Attic insulation under current building codes call for 6 1/2 inches of blanket insulation in the ceiling, giving you an R-value of 19. R-value stands for the ability of a material to impede the transfer of heat. The higher the number, the greater the ability to prevent heat or cold loss.
I feel twelve inches is the minimum for a house I plan to live in for more than four years. In terms of energy savings, it is the best bang for the buck. To add six inches to a 1,000 square foot house might cost about $300 if you do it yourself. If you use air-conditioning, you could save this investment in as few as two to three years. Not only will you save energy costs, your home will be much more comfortable.

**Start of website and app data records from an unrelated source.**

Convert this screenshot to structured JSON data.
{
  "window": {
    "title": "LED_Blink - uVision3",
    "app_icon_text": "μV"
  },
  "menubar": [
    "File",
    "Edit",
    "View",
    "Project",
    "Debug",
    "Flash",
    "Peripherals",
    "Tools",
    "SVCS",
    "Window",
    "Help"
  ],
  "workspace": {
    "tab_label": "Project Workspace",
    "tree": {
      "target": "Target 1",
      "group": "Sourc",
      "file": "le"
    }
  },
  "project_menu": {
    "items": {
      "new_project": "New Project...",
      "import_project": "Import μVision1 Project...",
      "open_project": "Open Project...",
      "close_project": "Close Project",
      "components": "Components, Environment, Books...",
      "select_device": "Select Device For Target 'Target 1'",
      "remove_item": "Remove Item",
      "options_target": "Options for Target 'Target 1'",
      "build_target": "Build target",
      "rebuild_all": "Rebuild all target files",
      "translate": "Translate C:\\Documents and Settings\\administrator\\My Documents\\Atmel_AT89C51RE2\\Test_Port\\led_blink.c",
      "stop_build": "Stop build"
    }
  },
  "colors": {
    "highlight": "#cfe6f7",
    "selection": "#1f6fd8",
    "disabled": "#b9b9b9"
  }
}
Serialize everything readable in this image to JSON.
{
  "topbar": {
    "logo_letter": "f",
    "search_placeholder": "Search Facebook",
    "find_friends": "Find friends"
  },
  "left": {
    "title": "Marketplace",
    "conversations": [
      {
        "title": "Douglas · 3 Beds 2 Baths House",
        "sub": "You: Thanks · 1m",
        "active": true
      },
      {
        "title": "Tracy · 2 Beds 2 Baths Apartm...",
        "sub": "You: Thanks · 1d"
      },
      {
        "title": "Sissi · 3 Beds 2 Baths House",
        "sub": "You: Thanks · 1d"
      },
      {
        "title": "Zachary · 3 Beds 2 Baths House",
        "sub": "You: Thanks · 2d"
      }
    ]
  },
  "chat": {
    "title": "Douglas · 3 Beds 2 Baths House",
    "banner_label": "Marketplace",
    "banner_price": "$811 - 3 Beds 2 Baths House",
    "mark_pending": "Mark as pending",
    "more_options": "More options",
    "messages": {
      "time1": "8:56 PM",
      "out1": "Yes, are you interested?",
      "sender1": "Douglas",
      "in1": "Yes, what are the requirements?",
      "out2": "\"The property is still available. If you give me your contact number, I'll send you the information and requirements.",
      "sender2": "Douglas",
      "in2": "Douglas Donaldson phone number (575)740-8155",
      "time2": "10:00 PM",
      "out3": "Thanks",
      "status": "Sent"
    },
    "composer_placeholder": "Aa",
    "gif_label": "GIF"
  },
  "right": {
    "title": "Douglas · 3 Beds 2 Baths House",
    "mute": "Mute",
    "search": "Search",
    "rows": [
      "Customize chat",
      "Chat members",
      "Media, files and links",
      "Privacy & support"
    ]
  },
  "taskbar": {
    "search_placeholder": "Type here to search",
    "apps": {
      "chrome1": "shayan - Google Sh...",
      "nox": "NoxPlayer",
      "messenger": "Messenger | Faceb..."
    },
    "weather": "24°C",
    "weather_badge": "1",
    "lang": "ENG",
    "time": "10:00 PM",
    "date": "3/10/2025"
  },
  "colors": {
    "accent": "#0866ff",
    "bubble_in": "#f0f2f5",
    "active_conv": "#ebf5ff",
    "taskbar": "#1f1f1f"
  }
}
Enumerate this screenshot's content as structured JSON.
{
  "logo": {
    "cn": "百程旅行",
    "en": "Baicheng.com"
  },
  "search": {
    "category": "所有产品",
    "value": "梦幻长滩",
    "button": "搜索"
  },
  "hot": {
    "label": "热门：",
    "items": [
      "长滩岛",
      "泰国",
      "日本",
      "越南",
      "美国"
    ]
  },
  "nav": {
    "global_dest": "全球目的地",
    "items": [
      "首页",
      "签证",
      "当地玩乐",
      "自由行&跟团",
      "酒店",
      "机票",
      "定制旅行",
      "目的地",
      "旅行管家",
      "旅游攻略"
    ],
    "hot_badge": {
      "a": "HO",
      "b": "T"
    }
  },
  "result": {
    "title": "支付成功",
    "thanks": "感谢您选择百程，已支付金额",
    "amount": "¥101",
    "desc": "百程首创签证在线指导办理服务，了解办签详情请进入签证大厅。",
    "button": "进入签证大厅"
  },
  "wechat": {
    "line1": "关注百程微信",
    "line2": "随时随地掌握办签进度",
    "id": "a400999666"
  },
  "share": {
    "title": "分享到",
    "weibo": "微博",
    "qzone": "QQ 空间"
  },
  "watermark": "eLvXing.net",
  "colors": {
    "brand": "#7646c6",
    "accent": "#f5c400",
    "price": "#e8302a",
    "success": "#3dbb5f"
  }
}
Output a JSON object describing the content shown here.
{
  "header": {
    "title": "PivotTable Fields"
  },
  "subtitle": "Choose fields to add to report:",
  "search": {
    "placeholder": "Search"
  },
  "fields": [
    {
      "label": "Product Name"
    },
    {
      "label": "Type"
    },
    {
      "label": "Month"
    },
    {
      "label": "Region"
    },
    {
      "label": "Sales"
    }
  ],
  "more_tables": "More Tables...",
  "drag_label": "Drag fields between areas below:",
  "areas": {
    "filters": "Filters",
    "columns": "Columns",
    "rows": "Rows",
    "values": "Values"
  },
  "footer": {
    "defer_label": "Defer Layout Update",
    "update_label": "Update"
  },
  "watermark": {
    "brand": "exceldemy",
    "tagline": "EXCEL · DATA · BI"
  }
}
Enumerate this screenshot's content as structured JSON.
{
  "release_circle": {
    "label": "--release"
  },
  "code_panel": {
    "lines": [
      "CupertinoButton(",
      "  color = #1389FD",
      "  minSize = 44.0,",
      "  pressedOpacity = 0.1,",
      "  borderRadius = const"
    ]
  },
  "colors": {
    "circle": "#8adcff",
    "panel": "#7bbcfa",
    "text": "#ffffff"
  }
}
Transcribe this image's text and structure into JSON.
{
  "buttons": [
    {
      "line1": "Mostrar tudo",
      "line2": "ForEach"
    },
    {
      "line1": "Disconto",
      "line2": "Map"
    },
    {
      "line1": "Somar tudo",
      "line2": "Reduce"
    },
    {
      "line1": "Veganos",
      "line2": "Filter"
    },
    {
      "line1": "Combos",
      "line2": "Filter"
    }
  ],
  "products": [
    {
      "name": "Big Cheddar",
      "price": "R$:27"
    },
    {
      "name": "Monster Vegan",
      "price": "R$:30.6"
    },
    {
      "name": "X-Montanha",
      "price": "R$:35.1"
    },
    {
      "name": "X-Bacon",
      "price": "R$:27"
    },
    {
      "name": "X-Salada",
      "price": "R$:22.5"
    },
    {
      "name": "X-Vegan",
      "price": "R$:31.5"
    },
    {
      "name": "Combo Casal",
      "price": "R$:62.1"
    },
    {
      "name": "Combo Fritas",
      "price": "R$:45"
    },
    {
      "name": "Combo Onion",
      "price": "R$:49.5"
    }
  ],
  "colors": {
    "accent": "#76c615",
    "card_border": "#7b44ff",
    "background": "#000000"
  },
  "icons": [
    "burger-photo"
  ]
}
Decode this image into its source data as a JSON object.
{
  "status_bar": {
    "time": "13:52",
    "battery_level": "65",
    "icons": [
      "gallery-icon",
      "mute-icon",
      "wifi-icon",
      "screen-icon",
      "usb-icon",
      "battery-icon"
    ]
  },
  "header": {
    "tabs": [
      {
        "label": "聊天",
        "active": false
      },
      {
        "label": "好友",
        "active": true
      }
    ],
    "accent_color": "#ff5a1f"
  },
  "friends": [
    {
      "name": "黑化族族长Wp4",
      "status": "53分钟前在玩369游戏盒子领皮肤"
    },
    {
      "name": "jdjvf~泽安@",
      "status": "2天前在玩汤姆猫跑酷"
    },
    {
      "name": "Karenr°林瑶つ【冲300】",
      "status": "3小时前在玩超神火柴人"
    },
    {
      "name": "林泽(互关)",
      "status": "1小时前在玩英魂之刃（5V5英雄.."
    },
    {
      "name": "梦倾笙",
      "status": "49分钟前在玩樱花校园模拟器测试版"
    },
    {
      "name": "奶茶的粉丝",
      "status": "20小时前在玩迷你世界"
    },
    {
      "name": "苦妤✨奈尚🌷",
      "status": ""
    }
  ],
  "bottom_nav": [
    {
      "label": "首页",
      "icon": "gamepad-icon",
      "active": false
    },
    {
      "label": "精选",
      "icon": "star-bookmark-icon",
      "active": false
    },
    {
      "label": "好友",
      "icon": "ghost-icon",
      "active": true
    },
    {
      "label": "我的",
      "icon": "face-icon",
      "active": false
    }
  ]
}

Typically, the preferred insulation is fiberglass in a roll or batten style. If there is some existing insulation, use unfaced insulation. Only use faced insulation (with paper or foil) in new construction when the facing can be against the heated area. The facing acts as a vapor barrier, something you do not want between layers of insulation in the attic.
Blown in insulation, also known as cellulose (a chopped up, fireproofed paper), is the choice if there are many obstructions in the attic making using blanket type insulation too difficult to install.
One thing to prevent is putting so much insulation at the outside edges of the attic so it touches the roof boards. If the insulation touches the roof, it can melt the snow in the winter and create an ice dam.
An ice dam forms when snow on the roof melts and re-freezes at the gutter. This frozen dam does not let melting snow run off the roof, it traps it. Water is forced up under the shingles and rots the roof-boards, rafters and the fascia. Now you may know why the gutter keeps falling off.
Always keep the insulation at least an inch from the roof. The air gap will let air from the overhang vent into the attic. This fends off humidity and keeps the roof boards the same temperature as the outside air. This air gap allows any moisture that does get into the area evaporate away.
Less rot, less mold, less damage and a warmer or cooler home all for a one-time investment.